(Data Opens)
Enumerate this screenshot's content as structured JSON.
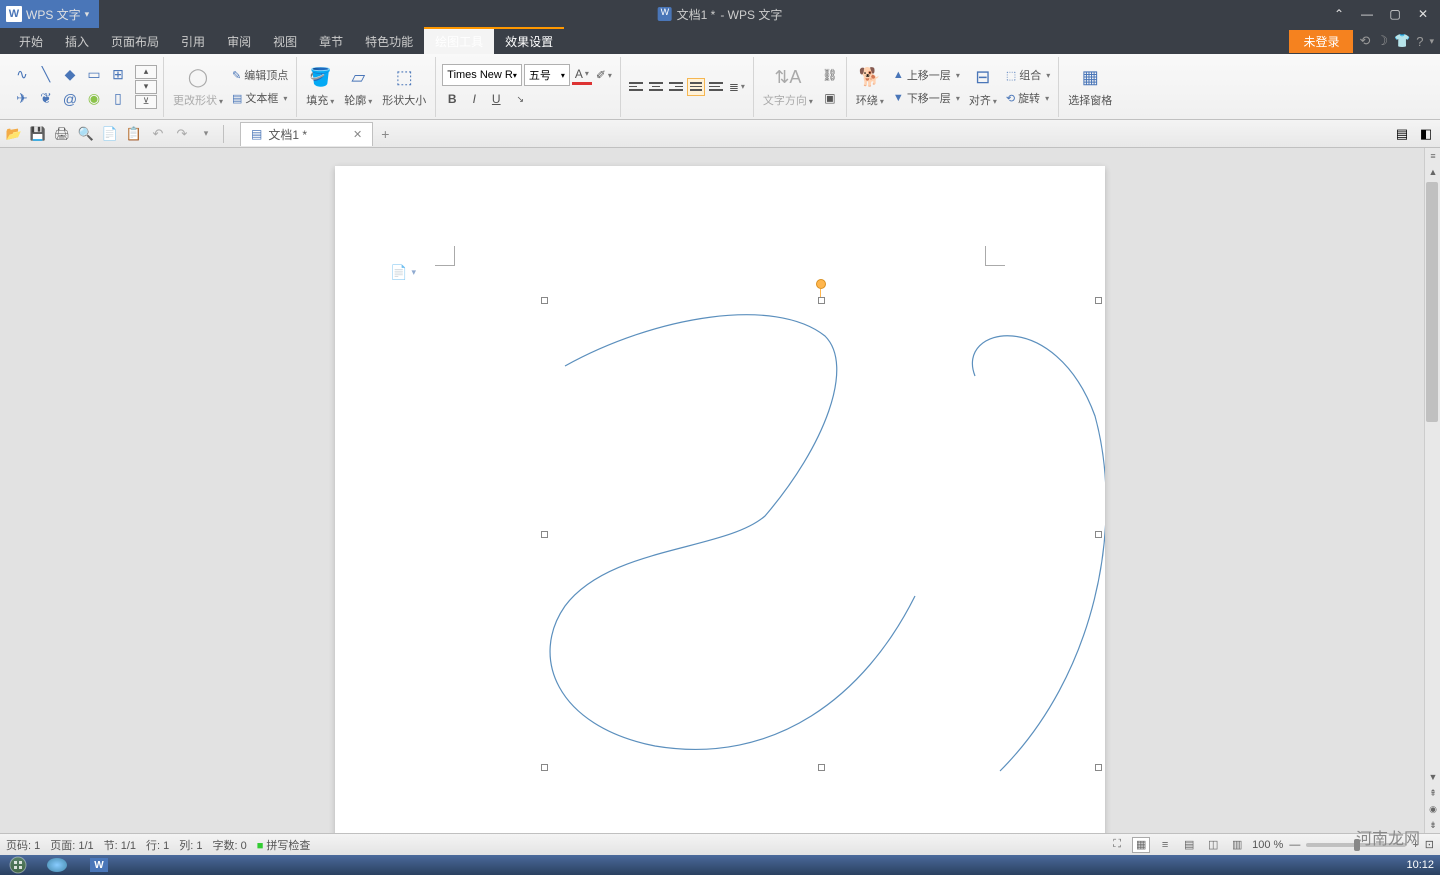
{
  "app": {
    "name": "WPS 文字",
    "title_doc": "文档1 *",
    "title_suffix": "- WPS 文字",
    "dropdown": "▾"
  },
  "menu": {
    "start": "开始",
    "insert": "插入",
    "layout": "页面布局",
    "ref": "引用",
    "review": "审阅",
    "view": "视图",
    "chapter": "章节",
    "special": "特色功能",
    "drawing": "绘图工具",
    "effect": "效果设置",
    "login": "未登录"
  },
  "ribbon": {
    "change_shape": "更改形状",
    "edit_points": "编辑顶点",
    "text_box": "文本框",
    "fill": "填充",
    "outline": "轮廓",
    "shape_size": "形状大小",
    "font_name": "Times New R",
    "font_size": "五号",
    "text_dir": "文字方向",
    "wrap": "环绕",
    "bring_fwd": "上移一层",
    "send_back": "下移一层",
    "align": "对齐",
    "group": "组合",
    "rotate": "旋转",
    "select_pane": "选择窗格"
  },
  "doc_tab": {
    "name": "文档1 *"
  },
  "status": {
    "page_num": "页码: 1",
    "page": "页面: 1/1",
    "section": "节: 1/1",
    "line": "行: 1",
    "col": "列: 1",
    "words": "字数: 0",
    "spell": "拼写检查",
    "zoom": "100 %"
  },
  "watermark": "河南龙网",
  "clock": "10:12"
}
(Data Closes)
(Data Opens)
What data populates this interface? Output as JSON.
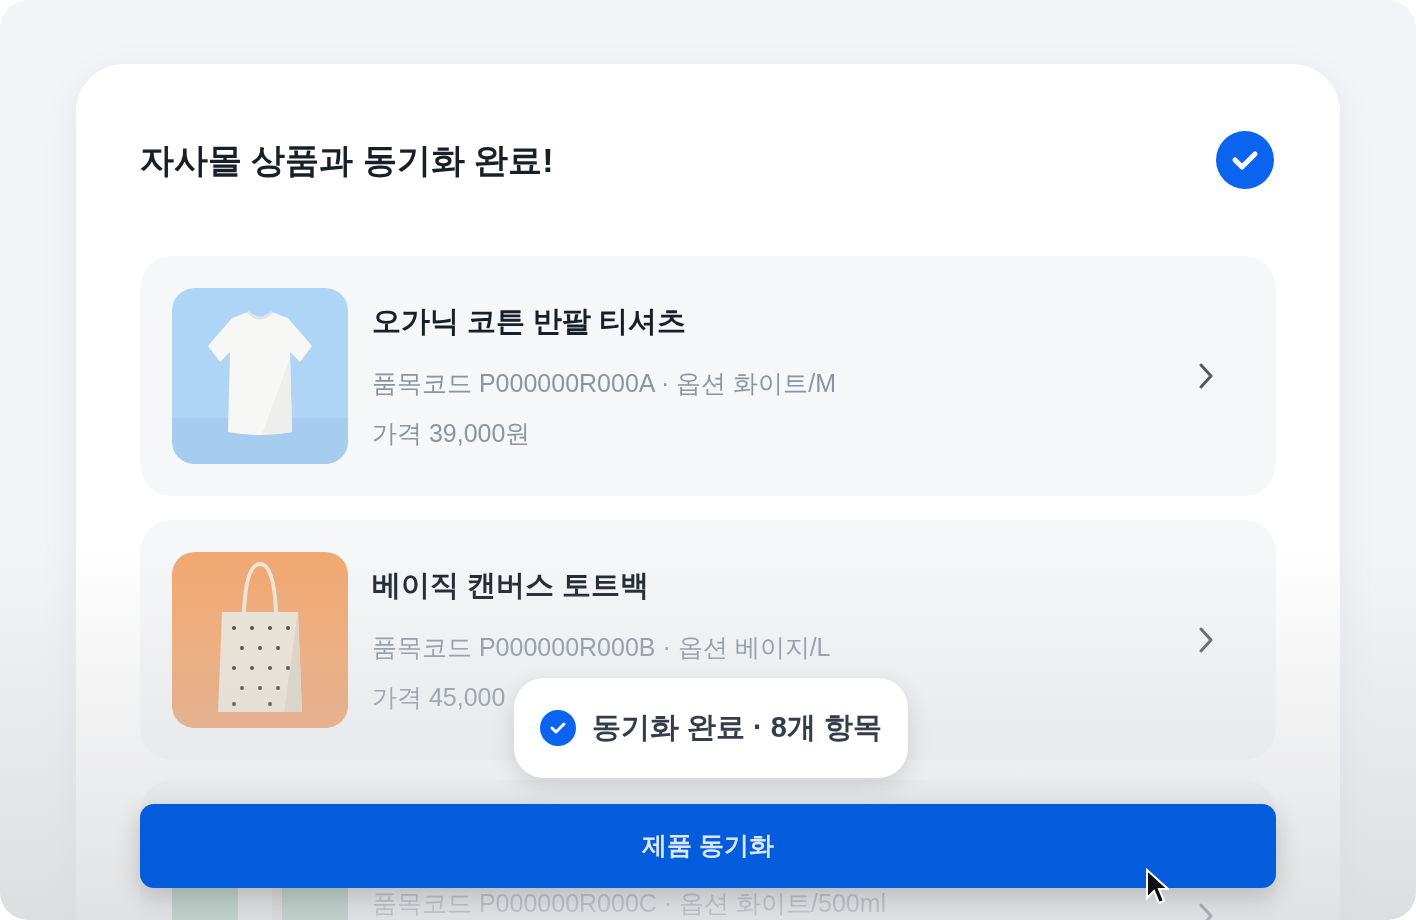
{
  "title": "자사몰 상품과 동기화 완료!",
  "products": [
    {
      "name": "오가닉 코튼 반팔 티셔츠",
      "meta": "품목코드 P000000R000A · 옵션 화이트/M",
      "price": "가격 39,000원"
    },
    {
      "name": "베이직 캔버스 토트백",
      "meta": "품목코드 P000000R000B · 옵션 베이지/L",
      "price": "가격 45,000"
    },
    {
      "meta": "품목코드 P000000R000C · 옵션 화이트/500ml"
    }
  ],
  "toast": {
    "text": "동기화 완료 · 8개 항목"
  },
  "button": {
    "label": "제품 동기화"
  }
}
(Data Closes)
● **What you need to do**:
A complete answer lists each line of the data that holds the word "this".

● **Written answer**:
Enumerate this screenshot's content as structured JSON.
What data populates this interface? Output as JSON.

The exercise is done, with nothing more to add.